→ **ASSIGNMENT**: Find how many lines in this data contain the string "July". Respond with only that number.

■ ■ ■ ■ ■ ■ ■

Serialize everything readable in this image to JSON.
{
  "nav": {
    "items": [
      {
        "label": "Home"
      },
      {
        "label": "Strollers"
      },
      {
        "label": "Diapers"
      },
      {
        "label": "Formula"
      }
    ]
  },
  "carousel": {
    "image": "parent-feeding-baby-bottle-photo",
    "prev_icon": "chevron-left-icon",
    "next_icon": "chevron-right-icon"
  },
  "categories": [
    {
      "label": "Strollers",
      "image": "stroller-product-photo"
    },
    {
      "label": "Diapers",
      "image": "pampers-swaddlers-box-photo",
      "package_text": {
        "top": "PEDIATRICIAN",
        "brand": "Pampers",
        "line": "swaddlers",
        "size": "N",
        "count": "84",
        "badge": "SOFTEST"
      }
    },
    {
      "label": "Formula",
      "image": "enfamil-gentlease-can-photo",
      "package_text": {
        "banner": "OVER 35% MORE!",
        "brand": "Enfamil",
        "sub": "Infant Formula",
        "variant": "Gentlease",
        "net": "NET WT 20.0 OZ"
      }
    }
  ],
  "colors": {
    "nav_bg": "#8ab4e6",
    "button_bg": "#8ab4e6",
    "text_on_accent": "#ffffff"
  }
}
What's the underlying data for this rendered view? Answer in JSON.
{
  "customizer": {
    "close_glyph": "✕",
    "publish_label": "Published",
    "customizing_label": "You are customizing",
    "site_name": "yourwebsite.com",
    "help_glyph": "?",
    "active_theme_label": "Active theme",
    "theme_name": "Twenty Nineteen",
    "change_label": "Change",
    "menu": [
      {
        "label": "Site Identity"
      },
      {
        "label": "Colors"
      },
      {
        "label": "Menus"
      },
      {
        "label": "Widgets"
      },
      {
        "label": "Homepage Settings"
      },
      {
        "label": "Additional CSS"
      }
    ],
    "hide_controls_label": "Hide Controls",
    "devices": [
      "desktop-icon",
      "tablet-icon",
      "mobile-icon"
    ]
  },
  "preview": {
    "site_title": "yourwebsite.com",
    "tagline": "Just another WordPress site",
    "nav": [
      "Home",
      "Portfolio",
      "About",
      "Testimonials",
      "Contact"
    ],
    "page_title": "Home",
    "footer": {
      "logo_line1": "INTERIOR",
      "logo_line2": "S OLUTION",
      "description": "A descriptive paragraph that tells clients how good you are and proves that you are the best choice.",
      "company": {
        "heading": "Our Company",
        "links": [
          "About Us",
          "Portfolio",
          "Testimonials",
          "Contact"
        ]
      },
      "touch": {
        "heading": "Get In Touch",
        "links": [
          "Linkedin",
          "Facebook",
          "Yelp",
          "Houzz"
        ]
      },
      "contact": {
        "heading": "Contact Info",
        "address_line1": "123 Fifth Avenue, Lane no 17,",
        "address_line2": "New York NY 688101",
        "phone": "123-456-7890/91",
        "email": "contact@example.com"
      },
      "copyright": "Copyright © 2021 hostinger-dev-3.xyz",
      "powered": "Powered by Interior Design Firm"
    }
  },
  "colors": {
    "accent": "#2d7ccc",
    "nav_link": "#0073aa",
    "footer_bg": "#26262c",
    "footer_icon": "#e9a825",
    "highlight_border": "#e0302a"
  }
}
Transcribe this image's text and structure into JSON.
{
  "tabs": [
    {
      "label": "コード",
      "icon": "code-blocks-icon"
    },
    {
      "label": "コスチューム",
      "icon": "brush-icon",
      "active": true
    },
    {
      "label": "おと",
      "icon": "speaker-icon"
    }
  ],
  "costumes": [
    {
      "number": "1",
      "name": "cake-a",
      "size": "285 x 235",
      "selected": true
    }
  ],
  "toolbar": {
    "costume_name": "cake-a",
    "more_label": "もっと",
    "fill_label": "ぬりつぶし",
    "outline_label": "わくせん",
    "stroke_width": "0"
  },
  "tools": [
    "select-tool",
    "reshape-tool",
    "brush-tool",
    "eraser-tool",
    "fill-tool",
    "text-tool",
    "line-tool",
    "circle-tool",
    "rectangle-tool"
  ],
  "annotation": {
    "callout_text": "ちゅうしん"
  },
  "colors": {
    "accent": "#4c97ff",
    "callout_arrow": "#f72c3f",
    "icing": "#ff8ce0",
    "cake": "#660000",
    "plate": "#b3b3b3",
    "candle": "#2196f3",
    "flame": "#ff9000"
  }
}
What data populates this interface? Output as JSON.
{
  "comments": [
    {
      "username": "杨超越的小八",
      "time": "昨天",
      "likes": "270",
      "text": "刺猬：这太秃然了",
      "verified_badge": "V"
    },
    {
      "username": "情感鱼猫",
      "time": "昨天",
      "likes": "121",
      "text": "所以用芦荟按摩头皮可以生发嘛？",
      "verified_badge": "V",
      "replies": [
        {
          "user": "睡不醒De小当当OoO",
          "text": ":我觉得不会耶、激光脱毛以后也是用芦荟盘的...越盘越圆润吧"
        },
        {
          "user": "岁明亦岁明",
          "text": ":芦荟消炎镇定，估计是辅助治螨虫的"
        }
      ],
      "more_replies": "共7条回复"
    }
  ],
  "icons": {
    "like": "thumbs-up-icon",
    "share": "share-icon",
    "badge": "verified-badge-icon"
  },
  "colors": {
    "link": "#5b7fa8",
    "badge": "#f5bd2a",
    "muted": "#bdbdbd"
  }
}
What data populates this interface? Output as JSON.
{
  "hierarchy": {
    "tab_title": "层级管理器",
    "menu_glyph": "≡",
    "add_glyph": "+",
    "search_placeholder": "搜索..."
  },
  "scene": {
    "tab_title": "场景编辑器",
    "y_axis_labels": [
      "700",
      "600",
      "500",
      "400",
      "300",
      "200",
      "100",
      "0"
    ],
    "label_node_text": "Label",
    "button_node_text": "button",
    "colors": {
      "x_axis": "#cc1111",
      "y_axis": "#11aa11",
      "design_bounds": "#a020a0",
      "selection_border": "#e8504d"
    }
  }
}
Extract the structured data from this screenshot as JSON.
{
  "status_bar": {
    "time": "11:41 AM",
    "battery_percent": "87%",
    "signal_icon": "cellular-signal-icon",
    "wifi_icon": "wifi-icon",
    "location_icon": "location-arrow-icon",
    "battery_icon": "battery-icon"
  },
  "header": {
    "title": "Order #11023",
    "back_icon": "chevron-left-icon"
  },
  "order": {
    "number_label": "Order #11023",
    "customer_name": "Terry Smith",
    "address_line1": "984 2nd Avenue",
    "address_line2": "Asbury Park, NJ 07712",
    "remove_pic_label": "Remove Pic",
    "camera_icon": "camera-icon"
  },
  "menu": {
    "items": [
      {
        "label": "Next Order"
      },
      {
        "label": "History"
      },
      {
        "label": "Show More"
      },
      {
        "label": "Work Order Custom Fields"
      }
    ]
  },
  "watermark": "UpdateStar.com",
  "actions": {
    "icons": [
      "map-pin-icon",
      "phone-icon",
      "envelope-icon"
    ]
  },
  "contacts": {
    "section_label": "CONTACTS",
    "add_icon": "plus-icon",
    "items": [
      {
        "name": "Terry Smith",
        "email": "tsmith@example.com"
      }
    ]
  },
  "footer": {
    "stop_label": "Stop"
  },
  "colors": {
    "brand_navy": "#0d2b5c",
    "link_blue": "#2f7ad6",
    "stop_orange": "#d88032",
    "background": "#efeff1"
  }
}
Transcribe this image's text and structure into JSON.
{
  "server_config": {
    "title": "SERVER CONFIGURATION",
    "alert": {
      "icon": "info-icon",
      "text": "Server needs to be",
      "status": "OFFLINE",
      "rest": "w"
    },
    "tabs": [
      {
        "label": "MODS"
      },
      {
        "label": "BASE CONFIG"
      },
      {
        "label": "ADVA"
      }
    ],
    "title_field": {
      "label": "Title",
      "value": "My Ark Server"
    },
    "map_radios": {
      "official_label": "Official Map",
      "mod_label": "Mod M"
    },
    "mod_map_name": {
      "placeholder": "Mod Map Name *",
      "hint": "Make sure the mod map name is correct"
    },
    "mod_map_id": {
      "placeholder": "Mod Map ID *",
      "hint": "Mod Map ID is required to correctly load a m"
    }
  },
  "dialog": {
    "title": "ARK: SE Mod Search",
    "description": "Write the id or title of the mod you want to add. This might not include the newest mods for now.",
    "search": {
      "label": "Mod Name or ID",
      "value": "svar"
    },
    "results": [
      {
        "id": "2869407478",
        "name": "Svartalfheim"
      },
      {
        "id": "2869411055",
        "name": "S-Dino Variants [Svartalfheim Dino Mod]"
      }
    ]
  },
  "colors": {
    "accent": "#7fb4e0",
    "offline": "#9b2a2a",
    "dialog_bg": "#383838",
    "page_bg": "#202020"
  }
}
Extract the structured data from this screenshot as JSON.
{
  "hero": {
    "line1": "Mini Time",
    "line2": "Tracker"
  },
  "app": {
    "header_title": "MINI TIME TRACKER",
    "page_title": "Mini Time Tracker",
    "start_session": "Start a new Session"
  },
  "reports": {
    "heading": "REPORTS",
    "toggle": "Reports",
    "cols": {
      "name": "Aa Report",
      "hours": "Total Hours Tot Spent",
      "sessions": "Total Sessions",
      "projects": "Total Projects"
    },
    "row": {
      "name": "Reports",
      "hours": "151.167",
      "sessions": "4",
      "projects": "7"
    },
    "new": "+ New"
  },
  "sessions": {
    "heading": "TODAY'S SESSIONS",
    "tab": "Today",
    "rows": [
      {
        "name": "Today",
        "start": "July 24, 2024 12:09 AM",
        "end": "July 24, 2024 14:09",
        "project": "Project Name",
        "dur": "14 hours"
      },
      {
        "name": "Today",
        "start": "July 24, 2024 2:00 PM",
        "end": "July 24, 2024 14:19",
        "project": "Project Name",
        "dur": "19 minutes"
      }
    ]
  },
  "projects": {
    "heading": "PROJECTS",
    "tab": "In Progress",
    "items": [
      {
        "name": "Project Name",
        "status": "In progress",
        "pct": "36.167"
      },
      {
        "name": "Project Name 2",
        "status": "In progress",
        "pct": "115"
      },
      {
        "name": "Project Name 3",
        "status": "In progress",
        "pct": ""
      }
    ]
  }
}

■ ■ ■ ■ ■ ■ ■

→ **TASK RESPONSE**: 4